Regardless of the circumstances of the day, so long as the USC existed it remained a magnet for the minority of English-educated students who thought beyond the ken and searched for deeper answers to the social ills and injustices of their times. Hence it was necessary for the monolithic state created under PAP rule to extinguish the USC as it finally did in 1971 under a technicality in the Societies’ Act. An issue of Undergrad that year carried a statement by the last central working committee on its decision not to comply with the Registrar of Societies’ demand that the USC submit its ‘Annual Returns’ and was consequently deregistered. The DSC with official patronage has continued till this day. The demise of the USC did not end student militancy among the English-educated undergraduates. A new generation of leaders arose in the mid seventies, names like Tan Wah Piow and Juliet Chin, some of whom were Christian social activists who like their more ideological peers in the USC forged close links with the workers in Singapore’s ‘pioneer industries’ and rose up together to challenge the dominance of the NTUC, the labour proxy of the PAP. By that time the independent labour movement, left or otherwise, had been smashed. On both the Chinese and English-educated campuses, however, new shoots began to sprout again. Some went far beyond the limits ever ventured by any of the USC leadership.
The Tower wants calm but the Wind will not subside.
It is now more than forty years since we graduated from the University of Singapore.
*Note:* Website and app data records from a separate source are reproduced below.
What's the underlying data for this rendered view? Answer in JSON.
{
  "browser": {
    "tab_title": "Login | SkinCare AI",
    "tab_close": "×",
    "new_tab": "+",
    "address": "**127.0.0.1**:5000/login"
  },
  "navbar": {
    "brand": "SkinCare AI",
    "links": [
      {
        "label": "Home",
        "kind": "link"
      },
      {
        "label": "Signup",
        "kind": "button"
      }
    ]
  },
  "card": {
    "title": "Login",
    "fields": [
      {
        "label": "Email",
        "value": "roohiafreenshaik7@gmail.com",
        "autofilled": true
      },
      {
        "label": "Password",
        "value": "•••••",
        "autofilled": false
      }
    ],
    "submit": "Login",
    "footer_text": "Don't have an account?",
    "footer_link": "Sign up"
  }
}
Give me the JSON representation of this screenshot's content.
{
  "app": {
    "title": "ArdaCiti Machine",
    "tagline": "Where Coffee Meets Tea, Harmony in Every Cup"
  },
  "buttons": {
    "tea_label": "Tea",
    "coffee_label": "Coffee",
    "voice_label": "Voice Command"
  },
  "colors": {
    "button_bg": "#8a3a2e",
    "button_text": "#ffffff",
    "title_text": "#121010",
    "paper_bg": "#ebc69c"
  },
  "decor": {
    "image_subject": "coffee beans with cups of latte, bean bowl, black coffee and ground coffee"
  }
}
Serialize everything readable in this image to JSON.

Looking back on those years of youthful idealism we thought then that we were on the eve of the new socialist millennium which would occur within our lifetime. There were ample examples of socialism in practice around the world, in countries both big and small, even though there had been some disappointments and aberrations. The left failed in Singapore and Malaysia for many reasons, partly international but mainly internal, in spite of having been in struggle for nearly eight decades. This is neither the time nor the place to give informed comment and analysis. Suffice to say the USC was an integral part of this historic movement and its influence was far out of proportion to its numerical strength. We had a ‘sense of mission’ and were driven by a combination of patriotism and service to the people, not by self-interest.
Some of the comrades and fellow travellers who were with
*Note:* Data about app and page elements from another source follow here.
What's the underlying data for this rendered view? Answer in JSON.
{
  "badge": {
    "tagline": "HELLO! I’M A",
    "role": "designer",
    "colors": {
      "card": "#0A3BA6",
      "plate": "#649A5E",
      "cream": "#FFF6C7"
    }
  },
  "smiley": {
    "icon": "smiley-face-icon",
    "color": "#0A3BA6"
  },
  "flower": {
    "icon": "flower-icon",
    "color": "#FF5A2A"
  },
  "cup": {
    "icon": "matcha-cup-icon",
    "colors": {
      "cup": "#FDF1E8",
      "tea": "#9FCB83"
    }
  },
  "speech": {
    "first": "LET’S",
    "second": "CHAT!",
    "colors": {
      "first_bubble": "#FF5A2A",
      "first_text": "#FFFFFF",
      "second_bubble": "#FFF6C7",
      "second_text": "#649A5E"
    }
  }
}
me as undergraduates are no longer around. They include:
Chan Fee Hon: shortly after graduation in 1969 he moved to live and work in Hong Kong. He died of cancer in his early forties and is survived by his wife, a son and a daughter. They have chosen to make Singapore their home in recent years.
Koh Siong: also died of cancer in his late forties. I have no details of his family.
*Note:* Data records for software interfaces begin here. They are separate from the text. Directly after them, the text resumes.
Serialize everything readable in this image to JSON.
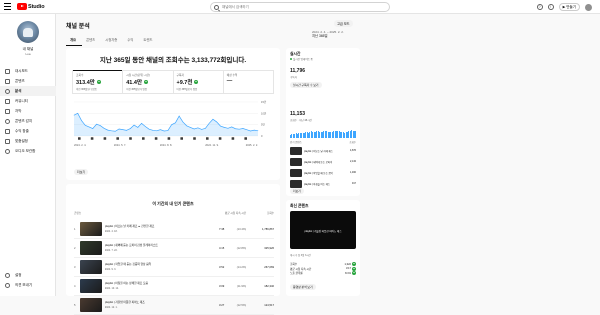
{
  "app": {
    "logo_text": "Studio"
  },
  "search": {
    "placeholder": "채널에서 검색하기"
  },
  "header": {
    "create_label": "만들기"
  },
  "sidebar": {
    "channel_label": "내 채널",
    "channel_name": "Loa",
    "items": [
      {
        "label": "대시보드",
        "icon": "dashboard-icon"
      },
      {
        "label": "콘텐츠",
        "icon": "content-icon"
      },
      {
        "label": "분석",
        "icon": "analytics-icon",
        "active": true
      },
      {
        "label": "커뮤니티",
        "icon": "community-icon"
      },
      {
        "label": "자막",
        "icon": "subtitles-icon"
      },
      {
        "label": "콘텐츠 감지",
        "icon": "copyright-icon"
      },
      {
        "label": "수익 창출",
        "icon": "monetization-icon"
      },
      {
        "label": "맞춤설정",
        "icon": "customization-icon"
      },
      {
        "label": "오디오 보관함",
        "icon": "audio-library-icon"
      }
    ],
    "bottom_items": [
      {
        "label": "설정",
        "icon": "settings-icon"
      },
      {
        "label": "의견 보내기",
        "icon": "feedback-icon"
      }
    ]
  },
  "page": {
    "title": "채널 분석",
    "advanced_label": "고급 모드",
    "date_range": "2024. 2. 4. – 2025. 2. 2.",
    "date_preset": "지난 365일",
    "tabs": [
      "개요",
      "콘텐츠",
      "시청자층",
      "수익",
      "트렌드"
    ],
    "active_tab": 0
  },
  "overview": {
    "headline": "지난 365일 동안 채널의 조회수는 3,133,772회입니다.",
    "kpis": [
      {
        "label": "조회수",
        "value": "313.4만",
        "trend": "up",
        "sub": "이전 365일보다 많음"
      },
      {
        "label": "시청 시간(단위: 시간)",
        "value": "41.4만",
        "trend": "up",
        "sub": "이전 365일보다 많음"
      },
      {
        "label": "구독자",
        "value": "+9.7천",
        "trend": "up",
        "sub": "이전 365일보다 많음"
      },
      {
        "label": "예상 수익",
        "value": "—",
        "trend": "",
        "sub": ""
      }
    ],
    "chart_y_ticks": [
      "15만",
      "10만",
      "5만",
      "0"
    ],
    "chart_x_ticks": [
      "2024. 2. 4.",
      "2024. 5. 7.",
      "2024. 8. 8.",
      "2024. 11. 9.",
      "2025. 2. 2."
    ],
    "more_label": "더보기"
  },
  "chart_data": {
    "type": "area",
    "ylabel": "",
    "ylim": [
      0,
      150000
    ],
    "series": [
      {
        "name": "",
        "values": [
          92000,
          100000,
          68000,
          47000,
          40000,
          33000,
          52000,
          46000,
          34000,
          26000,
          23000,
          21000,
          31000,
          28000,
          25000,
          33000,
          48000,
          38000,
          56000,
          42000,
          30000,
          25000,
          23000,
          28000,
          22000,
          24000,
          50000,
          58000,
          88000,
          62000,
          45000,
          38000,
          31000,
          36000,
          29000,
          34000,
          56000,
          74000,
          62000,
          44000,
          38000,
          34000,
          40000,
          32000,
          30000,
          33000,
          28000,
          22000,
          26000,
          23000
        ]
      }
    ]
  },
  "top_content": {
    "title": "이 기간의 내 인기 콘텐츠",
    "columns": [
      "콘텐츠",
      "평균 시청 지속 시간",
      "조회수"
    ],
    "rows": [
      {
        "rank": "1",
        "title": "playlist | 비오는 날 카페 재즈 ☕ 잔잔한 재즈",
        "date": "2024. 4. 18.",
        "duration": "7:38",
        "percent": "(13.4%)",
        "views": "1,786,867",
        "thumb": "#6b5a3e"
      },
      {
        "rank": "2",
        "title": "playlist | 새벽에 듣는 로파이 감성 플레이리스트",
        "date": "2024. 7. 22.",
        "duration": "4:15",
        "percent": "(12.8%)",
        "views": "325,926",
        "thumb": "#2f3a2a"
      },
      {
        "rank": "3",
        "title": "playlist | 작업할 때 듣는 집중력 향상 음악",
        "date": "2024. 9. 3.",
        "duration": "3:52",
        "percent": "(14.2%)",
        "views": "267,069",
        "thumb": "#3b4450"
      },
      {
        "rank": "4",
        "title": "playlist | 아침을 여는 상쾌한 재즈 모음",
        "date": "2024. 10. 14.",
        "duration": "3:09",
        "percent": "(11.9%)",
        "views": "182,340",
        "thumb": "#2c3b4d"
      },
      {
        "rank": "5",
        "title": "playlist | 겨울밤 따뜻한 피아노 재즈",
        "date": "2024. 12. 1.",
        "duration": "3:27",
        "percent": "(12.5%)",
        "views": "124,517",
        "thumb": "#4a3a30"
      }
    ]
  },
  "realtime": {
    "title": "실시간",
    "live_label": "실시간 업데이트 중",
    "subs_value": "11,796",
    "subs_label": "구독자",
    "subs_button": "실시간 구독자 수 보기",
    "views_value": "11,153",
    "views_label": "조회수 · 지난 48시간",
    "list_head_left": "인기 콘텐츠",
    "list_head_right": "조회수",
    "bars": [
      0.35,
      0.4,
      0.38,
      0.45,
      0.5,
      0.42,
      0.48,
      0.55,
      0.5,
      0.46,
      0.52,
      0.6,
      0.58,
      0.54,
      0.62,
      0.66,
      0.6,
      0.56,
      0.64,
      0.7,
      0.66,
      0.6,
      0.58,
      0.62,
      0.68,
      0.72,
      0.7,
      0.65,
      0.6,
      0.58,
      0.62,
      0.66,
      0.7,
      0.75,
      0.72,
      0.68,
      0.64,
      0.6,
      0.58,
      0.55,
      0.6,
      0.64,
      0.68,
      0.72,
      0.78,
      0.74,
      0.7,
      0.66
    ],
    "items": [
      {
        "title": "playlist | 비오는 날 카페 재즈",
        "views": "4,876"
      },
      {
        "title": "playlist | 새벽에 듣는 로파이",
        "views": "2,132"
      },
      {
        "title": "playlist | 작업할 때 듣는 음악",
        "views": "1,460"
      },
      {
        "title": "playlist | 아침을 여는 재즈",
        "views": "917"
      }
    ],
    "more_label": "더보기"
  },
  "latest": {
    "title": "최신 콘텐츠",
    "caption": "playlist | 겨울밤 따뜻한 피아노 재즈",
    "date": "게시 후 첫 3일 3시간",
    "rows": [
      {
        "label": "조회수",
        "value": "1,322"
      },
      {
        "label": "평균 시청 지속 시간",
        "value": "3:17"
      },
      {
        "label": "노출 클릭률",
        "value": "8.1%"
      }
    ],
    "button": "동영상 분석 보기"
  }
}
Wong Kum Poh: taught at the economics department of the University of Singapore for several years after graduating with his PhD from the University of Birmingham. He died of heart problems in his early fifties and is survived by his wife and only son.
Raymond Ong: was an English teacher for many years at St Andrew’s Junior College and died aged fifty and is survived by his wife and two children.
Chan Kian Hin: who died in a tragic helicopter accident near Genting Highlands at the prime of his life in his thirties with his Filipino girlfriend and fellow USC Alumni, Ng Kwek Sin. His first wife and only daughter now live in Toronto.
Lim Teck Hui: died of heart problems in his mid fifties and is survived by his wife and three children.
James Evatt Wee: disappeared without trace in the 1980s
and is now rumoured to be living in the USA. He did not attend his father’s funeral when he died.
Abdul Razak Ahmad: died in Johor Bahru in 2008 and left behind his spouse, four children and grandchildren.